The vagal highway in Parkinson disease

Before the widespread availability of proton pump inhibitors, to reduce acid secretion patients suffering from gastric ulcers were treated by cutting the vagus nerve – a surgical procedure known as a vagotomy. Dr. Kaufmann was asked by the Annals of Neurology to comment on a new study from Denmark showing that patients who underwent vagotomy had less risk of developing Parkinson disease. Sounds far fetched?


As Dr. Kaufmann points out in his editorial – published this month – it might not be. Biology has a long history of learning from ablations and amputations. There is now quite convincing evidence that Parkinson disease is caused by the prion-like spread of the mis-folded protein alpha-synuclein. Furthermore, when injected into the stomach of animals, alpha-synuclein can be watched as it travels to the brain within the vagus nerve.

Cutting the vagal highway may block one point of entry for the prion-like alpha-synuclein.
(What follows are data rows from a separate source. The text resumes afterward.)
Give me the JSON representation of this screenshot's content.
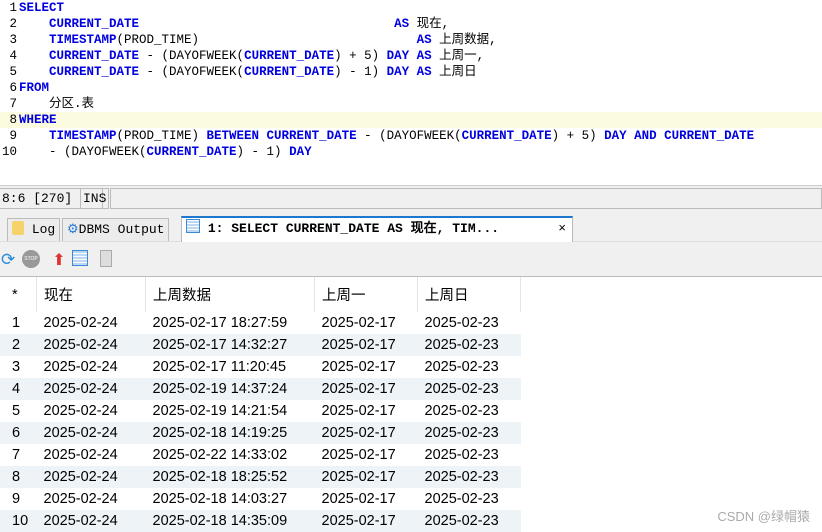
{
  "editor": {
    "lines": [
      [
        {
          "t": "SELECT",
          "k": "kw"
        }
      ],
      [
        {
          "t": "    "
        },
        {
          "t": "CURRENT_DATE",
          "k": "kw"
        },
        {
          "t": "                                  "
        },
        {
          "t": "AS",
          "k": "kw"
        },
        {
          "t": " 现在,"
        }
      ],
      [
        {
          "t": "    "
        },
        {
          "t": "TIMESTAMP",
          "k": "kw"
        },
        {
          "t": "(PROD_TIME)                             "
        },
        {
          "t": "AS",
          "k": "kw"
        },
        {
          "t": " 上周数据,"
        }
      ],
      [
        {
          "t": "    "
        },
        {
          "t": "CURRENT_DATE",
          "k": "kw"
        },
        {
          "t": " - (DAYOFWEEK("
        },
        {
          "t": "CURRENT_DATE",
          "k": "kw"
        },
        {
          "t": ") + 5) "
        },
        {
          "t": "DAY AS",
          "k": "kw"
        },
        {
          "t": " 上周一,"
        }
      ],
      [
        {
          "t": "    "
        },
        {
          "t": "CURRENT_DATE",
          "k": "kw"
        },
        {
          "t": " - (DAYOFWEEK("
        },
        {
          "t": "CURRENT_DATE",
          "k": "kw"
        },
        {
          "t": ") - 1) "
        },
        {
          "t": "DAY AS",
          "k": "kw"
        },
        {
          "t": " 上周日"
        }
      ],
      [
        {
          "t": "FROM",
          "k": "kw"
        }
      ],
      [
        {
          "t": "    分区.表"
        }
      ],
      [
        {
          "t": "WHERE",
          "k": "kw"
        }
      ],
      [
        {
          "t": "    "
        },
        {
          "t": "TIMESTAMP",
          "k": "kw"
        },
        {
          "t": "(PROD_TIME) "
        },
        {
          "t": "BETWEEN CURRENT_DATE",
          "k": "kw"
        },
        {
          "t": " - (DAYOFWEEK("
        },
        {
          "t": "CURRENT_DATE",
          "k": "kw"
        },
        {
          "t": ") + 5) "
        },
        {
          "t": "DAY AND CURRENT_DATE",
          "k": "kw"
        }
      ],
      [
        {
          "t": "    - (DAYOFWEEK("
        },
        {
          "t": "CURRENT_DATE",
          "k": "kw"
        },
        {
          "t": ") - 1) "
        },
        {
          "t": "DAY",
          "k": "kw"
        }
      ]
    ],
    "current_line": 8
  },
  "status": {
    "position": "8:6 [270]",
    "mode": "INS"
  },
  "tabs": {
    "log": "Log",
    "dbms": "DBMS Output",
    "result": "1: SELECT CURRENT_DATE AS 现在, TIM...",
    "close": "×"
  },
  "grid": {
    "corner": "*",
    "columns": [
      "现在",
      "上周数据",
      "上周一",
      "上周日"
    ],
    "rows": [
      [
        "1",
        "2025-02-24",
        "2025-02-17 18:27:59",
        "2025-02-17",
        "2025-02-23"
      ],
      [
        "2",
        "2025-02-24",
        "2025-02-17 14:32:27",
        "2025-02-17",
        "2025-02-23"
      ],
      [
        "3",
        "2025-02-24",
        "2025-02-17 11:20:45",
        "2025-02-17",
        "2025-02-23"
      ],
      [
        "4",
        "2025-02-24",
        "2025-02-19 14:37:24",
        "2025-02-17",
        "2025-02-23"
      ],
      [
        "5",
        "2025-02-24",
        "2025-02-19 14:21:54",
        "2025-02-17",
        "2025-02-23"
      ],
      [
        "6",
        "2025-02-24",
        "2025-02-18 14:19:25",
        "2025-02-17",
        "2025-02-23"
      ],
      [
        "7",
        "2025-02-24",
        "2025-02-22 14:33:02",
        "2025-02-17",
        "2025-02-23"
      ],
      [
        "8",
        "2025-02-24",
        "2025-02-18 18:25:52",
        "2025-02-17",
        "2025-02-23"
      ],
      [
        "9",
        "2025-02-24",
        "2025-02-18 14:03:27",
        "2025-02-17",
        "2025-02-23"
      ],
      [
        "10",
        "2025-02-24",
        "2025-02-18 14:35:09",
        "2025-02-17",
        "2025-02-23"
      ]
    ]
  },
  "watermark": "CSDN @绿帽猿"
}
The findings of the study might pave the way for a new therapeutic angle to stop the spread of alpha-synuclein from the gut to the brain.

Kaufmann, H. Cutting the vagal highway blocks one point of entry for the prion-like alpha-synuclein. Annals of Neurology, Aug 2015: DOI: 10.1002/ana.24492